### Your assignment
Print out each entry without alteration, and keep the pictures out.

····················

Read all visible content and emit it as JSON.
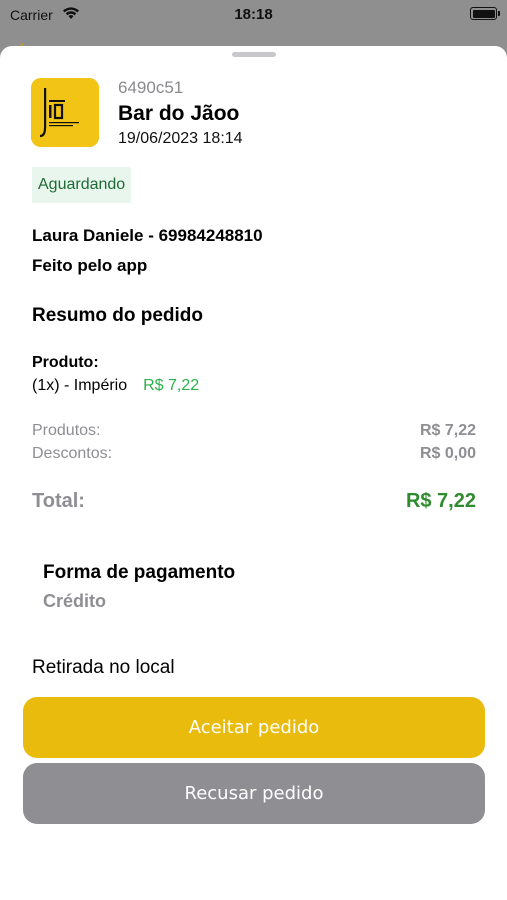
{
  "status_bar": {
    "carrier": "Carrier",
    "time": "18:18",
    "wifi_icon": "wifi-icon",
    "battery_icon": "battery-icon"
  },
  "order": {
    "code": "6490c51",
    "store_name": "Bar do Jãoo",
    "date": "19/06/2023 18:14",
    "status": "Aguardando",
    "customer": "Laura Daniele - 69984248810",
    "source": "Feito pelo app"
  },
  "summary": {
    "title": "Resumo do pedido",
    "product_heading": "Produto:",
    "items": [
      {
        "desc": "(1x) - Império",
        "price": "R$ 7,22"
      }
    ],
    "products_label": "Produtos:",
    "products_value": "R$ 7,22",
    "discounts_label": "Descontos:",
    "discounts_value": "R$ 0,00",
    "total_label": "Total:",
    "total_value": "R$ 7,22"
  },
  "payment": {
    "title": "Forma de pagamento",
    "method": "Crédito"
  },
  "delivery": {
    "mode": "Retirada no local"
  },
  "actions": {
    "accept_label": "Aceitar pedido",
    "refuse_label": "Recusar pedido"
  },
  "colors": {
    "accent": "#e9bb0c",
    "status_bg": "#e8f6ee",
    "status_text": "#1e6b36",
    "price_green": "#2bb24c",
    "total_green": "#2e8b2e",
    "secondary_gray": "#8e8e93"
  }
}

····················

### Exercise solution
Read all visible content and emit it as JSON.
{
  "status_bar": {
    "carrier": "Carrier",
    "time": "18:18",
    "wifi_icon": "wifi-icon",
    "battery_icon": "battery-icon"
  },
  "order": {
    "code": "6490c51",
    "store_name": "Bar do Jãoo",
    "date": "19/06/2023 18:14",
    "status": "Aguardando",
    "customer": "Laura Daniele - 69984248810",
    "source": "Feito pelo app"
  },
  "summary": {
    "title": "Resumo do pedido",
    "product_heading": "Produto:",
    "items": [
      {
        "desc": "(1x) - Império",
        "price": "R$ 7,22"
      }
    ],
    "products_label": "Produtos:",
    "products_value": "R$ 7,22",
    "discounts_label": "Descontos:",
    "discounts_value": "R$ 0,00",
    "total_label": "Total:",
    "total_value": "R$ 7,22"
  },
  "payment": {
    "title": "Forma de pagamento",
    "method": "Crédito"
  },
  "delivery": {
    "mode": "Retirada no local"
  },
  "actions": {
    "accept_label": "Aceitar pedido",
    "refuse_label": "Recusar pedido"
  },
  "colors": {
    "accent": "#e9bb0c",
    "status_bg": "#e8f6ee",
    "status_text": "#1e6b36",
    "price_green": "#2bb24c",
    "total_green": "#2e8b2e",
    "secondary_gray": "#8e8e93"
  }
}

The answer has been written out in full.